_Task inputs_:
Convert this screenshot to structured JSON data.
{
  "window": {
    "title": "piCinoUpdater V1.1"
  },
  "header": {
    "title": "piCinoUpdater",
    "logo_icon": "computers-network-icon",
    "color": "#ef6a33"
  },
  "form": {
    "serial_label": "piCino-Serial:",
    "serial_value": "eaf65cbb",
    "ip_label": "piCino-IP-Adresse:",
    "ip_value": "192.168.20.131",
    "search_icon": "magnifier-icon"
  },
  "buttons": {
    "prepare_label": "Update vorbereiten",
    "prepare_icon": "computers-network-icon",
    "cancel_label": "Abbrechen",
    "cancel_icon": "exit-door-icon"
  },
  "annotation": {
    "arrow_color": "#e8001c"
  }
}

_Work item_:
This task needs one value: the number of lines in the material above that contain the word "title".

_Solution for this exercise_:
2